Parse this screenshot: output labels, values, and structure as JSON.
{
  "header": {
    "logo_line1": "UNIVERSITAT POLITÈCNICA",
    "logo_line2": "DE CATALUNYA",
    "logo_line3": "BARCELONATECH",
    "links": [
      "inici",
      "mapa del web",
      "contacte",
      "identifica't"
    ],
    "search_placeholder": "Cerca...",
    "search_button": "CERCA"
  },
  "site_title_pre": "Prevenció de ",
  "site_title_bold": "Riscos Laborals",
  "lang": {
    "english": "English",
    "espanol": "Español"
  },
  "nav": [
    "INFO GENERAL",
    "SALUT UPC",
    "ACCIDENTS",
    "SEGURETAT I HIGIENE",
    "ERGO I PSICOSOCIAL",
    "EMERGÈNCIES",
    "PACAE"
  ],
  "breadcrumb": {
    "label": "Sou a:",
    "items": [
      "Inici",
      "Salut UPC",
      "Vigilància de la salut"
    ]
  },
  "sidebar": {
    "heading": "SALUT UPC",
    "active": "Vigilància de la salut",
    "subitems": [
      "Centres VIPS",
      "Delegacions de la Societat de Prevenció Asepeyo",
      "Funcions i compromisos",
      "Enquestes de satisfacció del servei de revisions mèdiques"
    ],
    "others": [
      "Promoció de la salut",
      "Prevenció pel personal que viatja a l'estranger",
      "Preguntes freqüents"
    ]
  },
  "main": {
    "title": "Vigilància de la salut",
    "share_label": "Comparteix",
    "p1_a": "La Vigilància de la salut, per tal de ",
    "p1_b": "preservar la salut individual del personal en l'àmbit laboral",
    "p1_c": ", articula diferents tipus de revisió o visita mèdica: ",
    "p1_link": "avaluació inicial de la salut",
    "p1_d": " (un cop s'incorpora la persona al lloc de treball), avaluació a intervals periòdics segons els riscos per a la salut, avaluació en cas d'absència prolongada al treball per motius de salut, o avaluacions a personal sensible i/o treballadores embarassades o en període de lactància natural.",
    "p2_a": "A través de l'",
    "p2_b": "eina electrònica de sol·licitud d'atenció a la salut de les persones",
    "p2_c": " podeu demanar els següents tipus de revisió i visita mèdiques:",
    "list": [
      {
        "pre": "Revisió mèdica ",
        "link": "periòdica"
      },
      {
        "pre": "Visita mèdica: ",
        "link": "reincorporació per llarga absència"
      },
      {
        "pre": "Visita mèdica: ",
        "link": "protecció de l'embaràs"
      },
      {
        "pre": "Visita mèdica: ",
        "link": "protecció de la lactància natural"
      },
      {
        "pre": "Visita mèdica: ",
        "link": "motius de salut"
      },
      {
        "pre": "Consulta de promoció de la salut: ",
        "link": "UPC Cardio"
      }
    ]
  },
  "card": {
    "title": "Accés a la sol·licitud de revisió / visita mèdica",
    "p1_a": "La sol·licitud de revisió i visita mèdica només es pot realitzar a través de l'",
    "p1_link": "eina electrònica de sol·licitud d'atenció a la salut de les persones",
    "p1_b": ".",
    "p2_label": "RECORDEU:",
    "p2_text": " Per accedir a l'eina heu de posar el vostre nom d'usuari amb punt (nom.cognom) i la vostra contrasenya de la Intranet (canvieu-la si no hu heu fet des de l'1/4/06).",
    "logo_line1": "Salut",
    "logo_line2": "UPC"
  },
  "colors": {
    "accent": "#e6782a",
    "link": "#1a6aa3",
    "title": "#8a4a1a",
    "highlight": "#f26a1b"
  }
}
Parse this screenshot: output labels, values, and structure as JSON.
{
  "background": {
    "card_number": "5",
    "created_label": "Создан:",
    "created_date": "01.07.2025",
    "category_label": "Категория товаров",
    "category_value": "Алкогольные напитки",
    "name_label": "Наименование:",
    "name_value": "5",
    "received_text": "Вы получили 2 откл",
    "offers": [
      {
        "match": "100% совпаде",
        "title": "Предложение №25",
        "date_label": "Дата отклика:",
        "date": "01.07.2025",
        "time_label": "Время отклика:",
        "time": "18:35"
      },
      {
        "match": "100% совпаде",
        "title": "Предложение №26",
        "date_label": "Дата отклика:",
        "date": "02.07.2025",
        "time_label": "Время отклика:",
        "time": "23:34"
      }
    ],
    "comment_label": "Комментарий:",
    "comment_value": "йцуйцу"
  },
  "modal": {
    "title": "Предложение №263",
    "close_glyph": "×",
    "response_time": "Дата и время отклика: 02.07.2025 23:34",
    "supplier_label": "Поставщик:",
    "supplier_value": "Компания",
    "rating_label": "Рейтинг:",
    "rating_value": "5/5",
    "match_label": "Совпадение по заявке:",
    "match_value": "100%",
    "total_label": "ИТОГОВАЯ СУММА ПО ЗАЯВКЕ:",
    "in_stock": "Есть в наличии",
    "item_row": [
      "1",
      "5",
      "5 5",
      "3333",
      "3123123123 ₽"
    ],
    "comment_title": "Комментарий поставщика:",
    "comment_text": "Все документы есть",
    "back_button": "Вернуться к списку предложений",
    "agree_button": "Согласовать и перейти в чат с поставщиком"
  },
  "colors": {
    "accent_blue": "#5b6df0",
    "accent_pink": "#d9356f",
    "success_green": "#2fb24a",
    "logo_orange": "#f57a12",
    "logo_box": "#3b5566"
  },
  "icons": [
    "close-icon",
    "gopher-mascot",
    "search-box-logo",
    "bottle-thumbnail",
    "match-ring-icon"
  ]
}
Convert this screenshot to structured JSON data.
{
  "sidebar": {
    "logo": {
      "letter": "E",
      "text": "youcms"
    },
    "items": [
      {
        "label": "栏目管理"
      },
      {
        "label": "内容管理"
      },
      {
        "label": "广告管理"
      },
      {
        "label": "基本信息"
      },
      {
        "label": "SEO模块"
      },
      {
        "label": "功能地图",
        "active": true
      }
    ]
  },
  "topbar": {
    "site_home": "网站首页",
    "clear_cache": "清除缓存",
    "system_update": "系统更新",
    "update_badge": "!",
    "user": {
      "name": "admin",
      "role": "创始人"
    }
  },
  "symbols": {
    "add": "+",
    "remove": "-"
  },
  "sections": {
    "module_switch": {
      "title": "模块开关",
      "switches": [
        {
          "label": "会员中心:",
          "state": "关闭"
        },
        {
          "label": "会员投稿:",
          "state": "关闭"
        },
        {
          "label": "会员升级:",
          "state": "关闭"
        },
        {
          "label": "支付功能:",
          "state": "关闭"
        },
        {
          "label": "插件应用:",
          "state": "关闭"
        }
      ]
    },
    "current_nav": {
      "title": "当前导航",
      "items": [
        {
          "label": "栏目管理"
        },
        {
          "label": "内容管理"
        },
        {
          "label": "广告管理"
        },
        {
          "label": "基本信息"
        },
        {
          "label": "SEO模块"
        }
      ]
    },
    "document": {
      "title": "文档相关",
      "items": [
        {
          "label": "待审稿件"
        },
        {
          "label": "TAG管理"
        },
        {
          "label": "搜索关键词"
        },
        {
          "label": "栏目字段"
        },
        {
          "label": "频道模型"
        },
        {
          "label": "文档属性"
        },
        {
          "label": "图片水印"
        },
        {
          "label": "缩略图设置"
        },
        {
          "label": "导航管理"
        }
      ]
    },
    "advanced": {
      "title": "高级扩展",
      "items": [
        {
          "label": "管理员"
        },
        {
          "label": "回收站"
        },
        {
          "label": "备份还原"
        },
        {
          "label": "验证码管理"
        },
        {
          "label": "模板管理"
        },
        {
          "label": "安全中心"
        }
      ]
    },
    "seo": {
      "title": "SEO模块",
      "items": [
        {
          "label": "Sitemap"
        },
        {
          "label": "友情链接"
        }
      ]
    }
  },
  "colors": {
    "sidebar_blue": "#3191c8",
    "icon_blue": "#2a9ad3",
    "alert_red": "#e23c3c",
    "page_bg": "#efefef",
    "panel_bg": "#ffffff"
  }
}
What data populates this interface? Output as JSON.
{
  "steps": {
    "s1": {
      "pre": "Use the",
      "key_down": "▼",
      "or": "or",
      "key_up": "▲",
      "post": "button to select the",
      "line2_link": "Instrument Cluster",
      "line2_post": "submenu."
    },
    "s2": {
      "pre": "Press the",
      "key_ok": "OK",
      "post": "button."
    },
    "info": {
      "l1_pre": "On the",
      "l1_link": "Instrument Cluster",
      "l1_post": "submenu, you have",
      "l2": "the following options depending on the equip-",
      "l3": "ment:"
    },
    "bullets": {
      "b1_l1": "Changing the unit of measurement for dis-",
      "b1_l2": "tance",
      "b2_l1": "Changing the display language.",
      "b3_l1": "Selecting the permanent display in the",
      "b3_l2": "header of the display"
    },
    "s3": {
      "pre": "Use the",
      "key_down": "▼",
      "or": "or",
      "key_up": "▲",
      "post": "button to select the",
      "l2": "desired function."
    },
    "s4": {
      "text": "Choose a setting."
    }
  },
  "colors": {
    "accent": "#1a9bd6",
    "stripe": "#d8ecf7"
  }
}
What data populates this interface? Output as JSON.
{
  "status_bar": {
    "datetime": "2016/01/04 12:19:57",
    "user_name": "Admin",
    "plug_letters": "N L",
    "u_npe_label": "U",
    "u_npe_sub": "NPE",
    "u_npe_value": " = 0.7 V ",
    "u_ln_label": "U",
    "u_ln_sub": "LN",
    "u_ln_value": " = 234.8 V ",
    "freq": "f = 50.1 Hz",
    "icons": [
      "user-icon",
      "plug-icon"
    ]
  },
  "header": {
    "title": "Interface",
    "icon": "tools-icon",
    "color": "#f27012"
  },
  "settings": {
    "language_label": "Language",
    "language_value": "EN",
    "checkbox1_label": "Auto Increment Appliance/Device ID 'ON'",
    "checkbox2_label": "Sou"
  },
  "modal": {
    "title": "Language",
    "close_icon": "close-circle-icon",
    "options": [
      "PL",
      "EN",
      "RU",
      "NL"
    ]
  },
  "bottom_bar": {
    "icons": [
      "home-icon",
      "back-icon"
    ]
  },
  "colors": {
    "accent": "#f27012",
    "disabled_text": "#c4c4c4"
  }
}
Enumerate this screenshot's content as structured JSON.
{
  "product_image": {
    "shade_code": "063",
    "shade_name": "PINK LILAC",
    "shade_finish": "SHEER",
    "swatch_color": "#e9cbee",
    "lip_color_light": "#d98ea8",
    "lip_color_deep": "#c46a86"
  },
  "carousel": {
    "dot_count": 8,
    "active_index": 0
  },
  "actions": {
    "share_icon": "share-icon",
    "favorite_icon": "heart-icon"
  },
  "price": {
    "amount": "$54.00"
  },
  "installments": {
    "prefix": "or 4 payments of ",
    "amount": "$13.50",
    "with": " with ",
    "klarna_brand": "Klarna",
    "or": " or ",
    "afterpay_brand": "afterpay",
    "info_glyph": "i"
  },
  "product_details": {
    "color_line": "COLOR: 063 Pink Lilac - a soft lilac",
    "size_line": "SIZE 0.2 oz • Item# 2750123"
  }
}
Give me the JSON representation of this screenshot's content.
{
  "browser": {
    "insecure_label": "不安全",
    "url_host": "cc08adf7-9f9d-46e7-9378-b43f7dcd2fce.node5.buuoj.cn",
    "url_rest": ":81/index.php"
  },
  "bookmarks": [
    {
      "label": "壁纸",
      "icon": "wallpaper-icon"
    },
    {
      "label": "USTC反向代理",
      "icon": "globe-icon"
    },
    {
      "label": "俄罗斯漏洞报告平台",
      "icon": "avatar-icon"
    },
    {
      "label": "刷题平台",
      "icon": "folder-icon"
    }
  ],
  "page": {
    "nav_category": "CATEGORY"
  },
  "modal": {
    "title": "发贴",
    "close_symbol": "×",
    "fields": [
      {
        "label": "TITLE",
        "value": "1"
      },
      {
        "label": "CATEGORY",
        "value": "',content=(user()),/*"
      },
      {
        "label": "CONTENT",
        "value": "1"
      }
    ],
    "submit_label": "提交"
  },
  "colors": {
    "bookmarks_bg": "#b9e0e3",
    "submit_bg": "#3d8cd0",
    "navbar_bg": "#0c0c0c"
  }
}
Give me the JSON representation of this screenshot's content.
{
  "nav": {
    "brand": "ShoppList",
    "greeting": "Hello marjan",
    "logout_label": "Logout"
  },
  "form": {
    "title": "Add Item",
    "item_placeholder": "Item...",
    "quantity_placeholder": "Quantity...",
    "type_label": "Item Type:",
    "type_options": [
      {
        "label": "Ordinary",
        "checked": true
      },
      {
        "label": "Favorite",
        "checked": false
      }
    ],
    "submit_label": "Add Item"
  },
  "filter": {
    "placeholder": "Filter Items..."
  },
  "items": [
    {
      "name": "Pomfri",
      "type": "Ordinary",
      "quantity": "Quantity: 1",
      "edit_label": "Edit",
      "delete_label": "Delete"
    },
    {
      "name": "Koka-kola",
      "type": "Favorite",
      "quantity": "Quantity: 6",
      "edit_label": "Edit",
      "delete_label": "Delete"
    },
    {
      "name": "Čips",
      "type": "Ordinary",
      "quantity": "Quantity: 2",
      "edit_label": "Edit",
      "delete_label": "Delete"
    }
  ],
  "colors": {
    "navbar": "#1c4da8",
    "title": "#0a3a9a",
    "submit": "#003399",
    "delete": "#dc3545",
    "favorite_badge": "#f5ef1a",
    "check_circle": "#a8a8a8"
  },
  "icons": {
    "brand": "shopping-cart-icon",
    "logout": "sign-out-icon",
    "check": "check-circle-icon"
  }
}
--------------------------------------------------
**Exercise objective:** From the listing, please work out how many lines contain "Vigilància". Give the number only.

**Result of the task:** 4